“I have studied interactions between crows and ravens across North America – basically who gets mad at whom in nature. We used citizen science observations from eBird for this study, compiling cases where people had observed crows and ravens being angry with each other.”Ben Freeman
“I want to understand the big patterns of life on Earth and ensure that today’s incredible biodiversity will persist into the foreseeable future. My research focuses on the best places on Earth—mountains— and I have an inordinate fondness for our feathered friends. I am a Banting and Biodiversity Research Centre postdoctoral fellow in Dolph Schluter’s lab at the University of British Columbia. I received my Ph.D from Cornell University in 2016 (Ecology & Evolutionary Biology). When on the job, you can find me on intense fieldwork trips, running field experiments, in museum collections, analyzing citizen science datasets, and comprehensively searching the literature. Or perhaps more likely, hard at work writing, re-writing, and re-writing once more.”Ben Freeman
Sometimes it can be hard to tell the Common Raven from the Northwestern Crow, but physically the birds differ in several ways. Ravens are larger with a wedge-shaped tail, whereas crows have a squared-off tail. Ravens have a longer bill with feathers running along it and shaggy throat feathers which they fluff up when cawing. Crows have shorter bills without the feathers and no shaggy throat. Socially, crows gather in groups known as “murders”, and ravens are known collectively as an “unkindness” or “conspiracy”!

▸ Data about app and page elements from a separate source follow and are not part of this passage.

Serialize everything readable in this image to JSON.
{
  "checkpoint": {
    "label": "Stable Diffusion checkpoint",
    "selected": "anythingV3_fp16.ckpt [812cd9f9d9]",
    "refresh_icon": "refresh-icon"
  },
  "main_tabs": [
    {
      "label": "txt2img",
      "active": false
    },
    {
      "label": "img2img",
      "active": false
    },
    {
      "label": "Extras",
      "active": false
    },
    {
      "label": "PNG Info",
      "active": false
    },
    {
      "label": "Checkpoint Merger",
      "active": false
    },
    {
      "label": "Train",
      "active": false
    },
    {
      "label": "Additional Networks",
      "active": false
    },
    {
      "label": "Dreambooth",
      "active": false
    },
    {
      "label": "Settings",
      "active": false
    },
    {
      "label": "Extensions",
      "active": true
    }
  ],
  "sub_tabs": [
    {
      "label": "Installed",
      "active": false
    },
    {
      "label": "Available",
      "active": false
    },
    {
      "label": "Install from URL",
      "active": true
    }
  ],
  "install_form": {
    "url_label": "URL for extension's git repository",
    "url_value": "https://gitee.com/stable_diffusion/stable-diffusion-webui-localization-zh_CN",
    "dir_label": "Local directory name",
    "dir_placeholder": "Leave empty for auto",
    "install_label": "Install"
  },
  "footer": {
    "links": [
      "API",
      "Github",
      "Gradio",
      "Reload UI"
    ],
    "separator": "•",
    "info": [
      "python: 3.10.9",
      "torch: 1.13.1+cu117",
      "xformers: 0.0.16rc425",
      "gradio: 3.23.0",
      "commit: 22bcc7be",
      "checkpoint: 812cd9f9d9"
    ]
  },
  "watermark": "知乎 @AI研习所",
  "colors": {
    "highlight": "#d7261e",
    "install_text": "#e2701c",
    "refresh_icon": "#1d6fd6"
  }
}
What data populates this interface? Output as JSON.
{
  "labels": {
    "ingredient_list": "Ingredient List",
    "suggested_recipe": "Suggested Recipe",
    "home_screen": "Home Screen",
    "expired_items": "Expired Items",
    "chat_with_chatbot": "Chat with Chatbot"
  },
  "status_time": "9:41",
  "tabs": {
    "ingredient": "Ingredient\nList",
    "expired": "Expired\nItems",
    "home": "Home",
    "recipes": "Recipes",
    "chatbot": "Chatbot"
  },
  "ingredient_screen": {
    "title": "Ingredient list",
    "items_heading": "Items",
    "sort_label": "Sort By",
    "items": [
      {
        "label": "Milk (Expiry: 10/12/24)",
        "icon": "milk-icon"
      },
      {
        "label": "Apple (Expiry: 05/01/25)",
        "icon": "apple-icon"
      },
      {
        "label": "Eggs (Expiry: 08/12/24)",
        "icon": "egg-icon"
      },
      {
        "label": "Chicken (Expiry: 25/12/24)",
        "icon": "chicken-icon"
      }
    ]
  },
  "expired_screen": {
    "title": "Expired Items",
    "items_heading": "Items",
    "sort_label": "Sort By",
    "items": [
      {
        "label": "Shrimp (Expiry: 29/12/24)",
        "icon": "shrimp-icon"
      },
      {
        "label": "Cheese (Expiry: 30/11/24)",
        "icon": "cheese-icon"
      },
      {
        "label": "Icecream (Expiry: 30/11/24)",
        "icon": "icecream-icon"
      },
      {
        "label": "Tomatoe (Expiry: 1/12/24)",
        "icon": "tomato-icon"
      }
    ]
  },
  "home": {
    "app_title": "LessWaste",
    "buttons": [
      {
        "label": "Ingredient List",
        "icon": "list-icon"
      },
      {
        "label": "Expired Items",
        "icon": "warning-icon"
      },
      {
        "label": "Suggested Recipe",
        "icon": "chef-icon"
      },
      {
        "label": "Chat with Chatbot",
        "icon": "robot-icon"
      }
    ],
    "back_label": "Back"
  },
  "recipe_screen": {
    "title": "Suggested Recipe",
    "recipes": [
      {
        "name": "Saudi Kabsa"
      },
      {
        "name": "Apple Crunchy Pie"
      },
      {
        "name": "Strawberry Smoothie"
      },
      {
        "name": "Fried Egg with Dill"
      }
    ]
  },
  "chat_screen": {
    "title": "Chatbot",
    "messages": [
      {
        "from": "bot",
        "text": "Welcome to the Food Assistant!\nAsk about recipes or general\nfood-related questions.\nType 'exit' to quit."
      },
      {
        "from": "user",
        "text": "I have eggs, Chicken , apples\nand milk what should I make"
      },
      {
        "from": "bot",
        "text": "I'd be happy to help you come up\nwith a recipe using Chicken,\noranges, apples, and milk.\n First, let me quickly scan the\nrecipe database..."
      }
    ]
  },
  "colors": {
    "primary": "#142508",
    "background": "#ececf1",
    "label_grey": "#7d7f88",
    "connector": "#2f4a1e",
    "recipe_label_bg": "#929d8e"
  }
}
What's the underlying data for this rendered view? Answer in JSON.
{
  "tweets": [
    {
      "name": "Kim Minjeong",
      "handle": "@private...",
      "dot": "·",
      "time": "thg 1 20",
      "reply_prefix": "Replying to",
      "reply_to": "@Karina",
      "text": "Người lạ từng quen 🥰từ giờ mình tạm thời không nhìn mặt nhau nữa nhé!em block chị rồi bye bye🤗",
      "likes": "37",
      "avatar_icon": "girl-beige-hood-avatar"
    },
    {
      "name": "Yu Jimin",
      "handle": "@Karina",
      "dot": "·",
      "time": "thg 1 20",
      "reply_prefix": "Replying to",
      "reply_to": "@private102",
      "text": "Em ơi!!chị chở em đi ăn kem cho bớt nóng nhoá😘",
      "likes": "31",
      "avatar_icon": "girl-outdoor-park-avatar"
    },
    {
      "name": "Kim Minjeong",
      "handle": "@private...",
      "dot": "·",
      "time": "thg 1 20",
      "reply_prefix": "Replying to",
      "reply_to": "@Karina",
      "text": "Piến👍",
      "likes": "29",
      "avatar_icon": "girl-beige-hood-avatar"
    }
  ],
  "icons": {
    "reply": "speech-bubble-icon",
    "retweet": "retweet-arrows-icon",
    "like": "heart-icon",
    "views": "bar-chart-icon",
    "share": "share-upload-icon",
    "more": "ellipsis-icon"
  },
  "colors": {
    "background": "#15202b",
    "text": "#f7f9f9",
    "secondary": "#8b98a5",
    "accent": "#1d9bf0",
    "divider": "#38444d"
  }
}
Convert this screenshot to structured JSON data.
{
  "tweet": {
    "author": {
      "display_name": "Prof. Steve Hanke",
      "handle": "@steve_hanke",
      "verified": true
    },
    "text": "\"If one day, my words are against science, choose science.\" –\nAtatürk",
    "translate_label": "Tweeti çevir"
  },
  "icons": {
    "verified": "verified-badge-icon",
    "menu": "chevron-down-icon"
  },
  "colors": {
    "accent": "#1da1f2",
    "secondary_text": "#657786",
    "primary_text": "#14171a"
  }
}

Ravens tend to travel independently or in pairs, and may group around a carcass to feed upon it. Both birds are highly intelligent and respond to human sounds. For example, ravens ignore loud noises from cars and machinery, but will often investigate the source of gunshots in hope of finding a free meal. Both crows and ravens are incredibly intelligent members of the Corvid family, and there are many stories about their abilities to understand cause and effect, utilise tools, and recognise human faces (researchers have learned to wear face masks!).
Crows tend to gather into larger groups and inhabit cities, agricultural, and natural habitats, whereas ravens are more independent and live in wilder areas less populated by humans. Crows are particularly aggressive during spring when they are protecting their young chicks from hungry ravens, and during winter when they are fending off competitors for limited food resources. On Mayne Island, crows are often seen foraging in the intertidal zone along our shorelines. These clever birds not only find places to hide their food like clams and cockles to enjoy later, but they are also able to remember where they have hidden them! Crows love walnuts, and can be seen dropping them on to hard surfaces to crack them open. Mayne Island crows have shown no signs of dependence on human garbage as a food source, unlike their city cousins and our local ravens who have discovered good things in our black plastic bags. Ravens on Mayne will tear apart bagged garbage left in the open. Ravens are territorial birds who often work in pairs to raid coastal seabird colonies and songbird nests, and they also prey on the chicks of farm birds. They will distract the adult birds while stealing the chicks, and ravens have even be seen attacking new-born lambs.
Here on Mayne Island, Michael Dunn has made the following observations about the two species. The winter population of crows fluctuates far more than that of ravens, and our crow flocks are mostly located in and around Village Bay and Miners Bay, and in the agricultural areas on the island. Pairs and family groups of ravens are often seen along Navy Channel, Gallagher Bay, Piggott Bay and Horton Bay, plus the forested areas of SW Mayne Island where at least two pairs of ravens have nest sites. Michael has also noticed that crows prefer habitats fragmented by humans, whereas ravens prefer more forest and less human disturbance. The two species do overlap in intertidal and agricultural areas. It appears that crows do not breed here on Mayne as there have been no observations of fledglings, only juveniles. Most Mayne Islanders, however, are very aware of the newly-fledged local ravens as they shriek and call their way overhead during late spring and early summer.
Dr. Freeman and his colleague, Eliot Miller, from the Cornell Lab of Ornithology, analysed over 2000 eBird accounts of aggression between crows and ravens across North America. (eBird is an online database used by many citizen scientists). Ben acknowledges that although citizen science can have its drawbacks, it has been an invaluable tool in his research on these birds. He has seen that bigger birds like ravens do not always dominate smaller ones like crows, and most of the time fights between the species are initiated by bands of crows. Ben is also investigating whether the actions of mobs of crows defending their nesting and foraging territory might actually prevent ravens from being able to populate crow-dominated areas.
For further reading on Dr Freeman’s work and on the topic of crows and ravens, please see below.